## Try it
Every line with "placeholder" in it must be copied from the data.

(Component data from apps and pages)

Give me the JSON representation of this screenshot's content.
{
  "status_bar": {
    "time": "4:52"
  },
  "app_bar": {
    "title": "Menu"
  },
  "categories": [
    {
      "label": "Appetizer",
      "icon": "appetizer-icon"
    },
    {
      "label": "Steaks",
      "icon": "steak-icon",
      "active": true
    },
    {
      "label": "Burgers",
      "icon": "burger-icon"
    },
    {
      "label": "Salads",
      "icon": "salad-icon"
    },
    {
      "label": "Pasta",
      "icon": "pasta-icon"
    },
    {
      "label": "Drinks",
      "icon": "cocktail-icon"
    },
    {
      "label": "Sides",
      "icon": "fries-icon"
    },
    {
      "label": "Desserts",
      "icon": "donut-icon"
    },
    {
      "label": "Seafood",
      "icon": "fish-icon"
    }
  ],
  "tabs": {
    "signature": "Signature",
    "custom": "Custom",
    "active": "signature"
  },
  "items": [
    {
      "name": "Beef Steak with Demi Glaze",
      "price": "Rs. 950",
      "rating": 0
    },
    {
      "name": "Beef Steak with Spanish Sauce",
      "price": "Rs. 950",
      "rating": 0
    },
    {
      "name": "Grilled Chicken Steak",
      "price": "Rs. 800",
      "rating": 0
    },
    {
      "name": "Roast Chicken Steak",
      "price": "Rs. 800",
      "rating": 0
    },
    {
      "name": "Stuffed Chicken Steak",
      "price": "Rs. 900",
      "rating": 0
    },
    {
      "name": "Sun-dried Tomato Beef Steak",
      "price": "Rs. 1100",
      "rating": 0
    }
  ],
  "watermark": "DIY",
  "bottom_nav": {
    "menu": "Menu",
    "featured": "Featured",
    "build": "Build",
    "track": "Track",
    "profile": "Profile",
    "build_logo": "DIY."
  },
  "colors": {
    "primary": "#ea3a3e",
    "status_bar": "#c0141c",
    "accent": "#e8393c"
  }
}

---

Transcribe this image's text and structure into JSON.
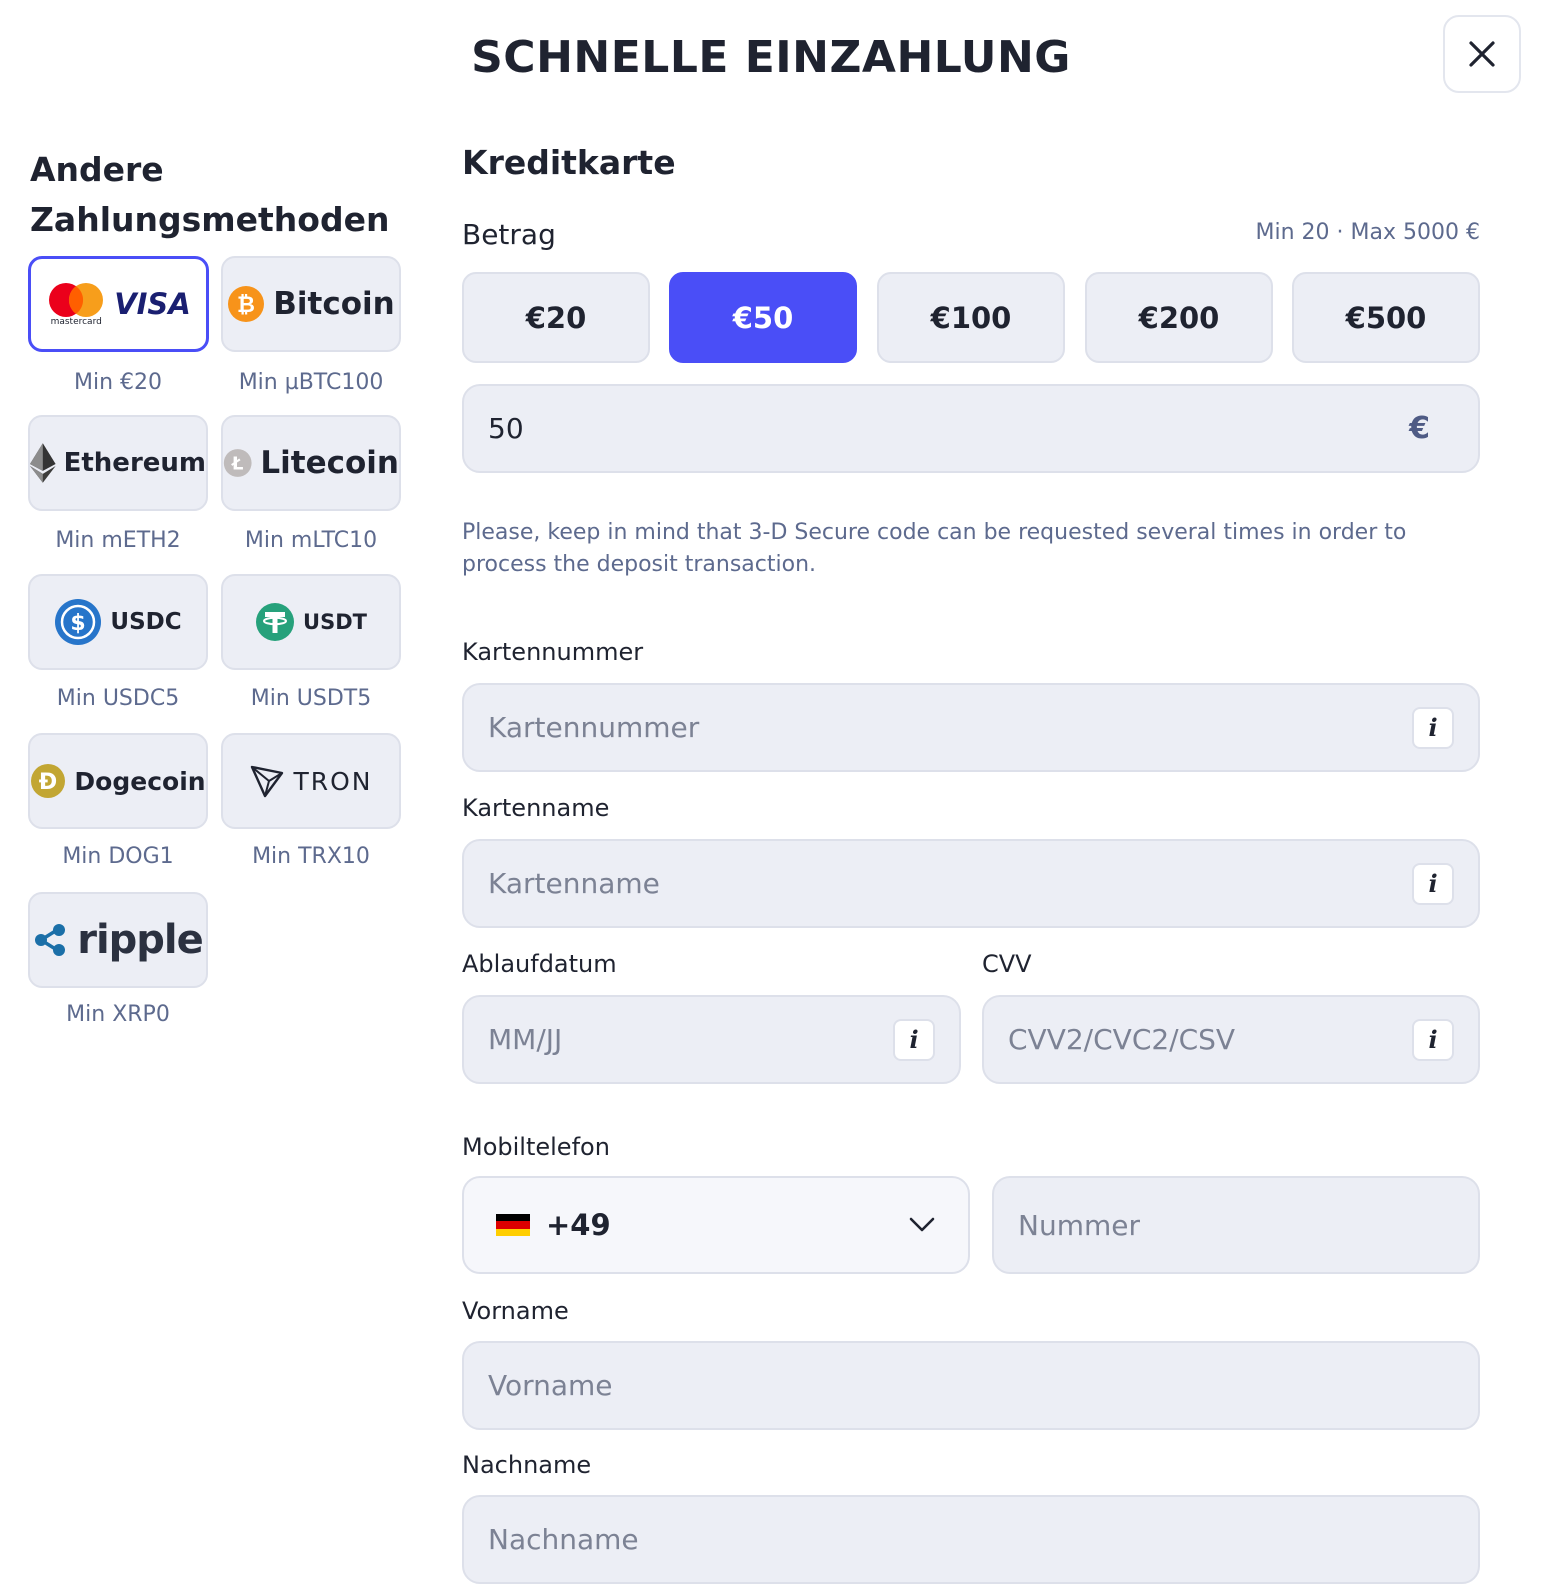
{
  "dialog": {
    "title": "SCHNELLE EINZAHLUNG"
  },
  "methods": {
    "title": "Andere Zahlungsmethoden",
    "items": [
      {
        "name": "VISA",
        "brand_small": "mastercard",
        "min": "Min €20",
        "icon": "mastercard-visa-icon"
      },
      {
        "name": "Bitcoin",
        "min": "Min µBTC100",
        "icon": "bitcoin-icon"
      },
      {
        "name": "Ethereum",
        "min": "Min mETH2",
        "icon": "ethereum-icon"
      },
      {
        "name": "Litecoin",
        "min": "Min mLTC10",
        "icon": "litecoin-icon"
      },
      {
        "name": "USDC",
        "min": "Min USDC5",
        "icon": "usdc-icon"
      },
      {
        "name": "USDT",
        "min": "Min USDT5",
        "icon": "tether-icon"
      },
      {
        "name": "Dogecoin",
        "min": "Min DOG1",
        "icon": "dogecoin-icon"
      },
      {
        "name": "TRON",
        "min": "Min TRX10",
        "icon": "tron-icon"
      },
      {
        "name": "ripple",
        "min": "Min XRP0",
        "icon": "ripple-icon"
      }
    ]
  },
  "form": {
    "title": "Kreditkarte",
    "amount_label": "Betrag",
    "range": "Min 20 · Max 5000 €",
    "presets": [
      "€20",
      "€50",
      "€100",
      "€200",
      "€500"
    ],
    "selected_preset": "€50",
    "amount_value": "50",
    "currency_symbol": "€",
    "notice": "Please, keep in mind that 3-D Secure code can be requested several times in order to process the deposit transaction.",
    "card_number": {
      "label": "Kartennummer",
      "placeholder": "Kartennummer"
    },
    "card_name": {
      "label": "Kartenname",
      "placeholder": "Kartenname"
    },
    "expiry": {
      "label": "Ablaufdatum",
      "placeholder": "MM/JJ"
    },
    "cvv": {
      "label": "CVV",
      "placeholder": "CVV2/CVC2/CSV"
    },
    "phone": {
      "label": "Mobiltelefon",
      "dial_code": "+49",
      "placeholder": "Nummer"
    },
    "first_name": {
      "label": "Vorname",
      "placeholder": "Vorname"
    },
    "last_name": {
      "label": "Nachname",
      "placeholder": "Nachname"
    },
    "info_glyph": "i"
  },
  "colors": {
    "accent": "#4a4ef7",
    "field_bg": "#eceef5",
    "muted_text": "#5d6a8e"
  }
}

## Written solution
      "placeholder": "Kartennummer"
      "placeholder": "Kartenname"
      "placeholder": "MM/JJ"
      "placeholder": "CVV2/CVC2/CSV"
      "placeholder": "Nummer"
      "placeholder": "Vorname"
      "placeholder": "Nachname"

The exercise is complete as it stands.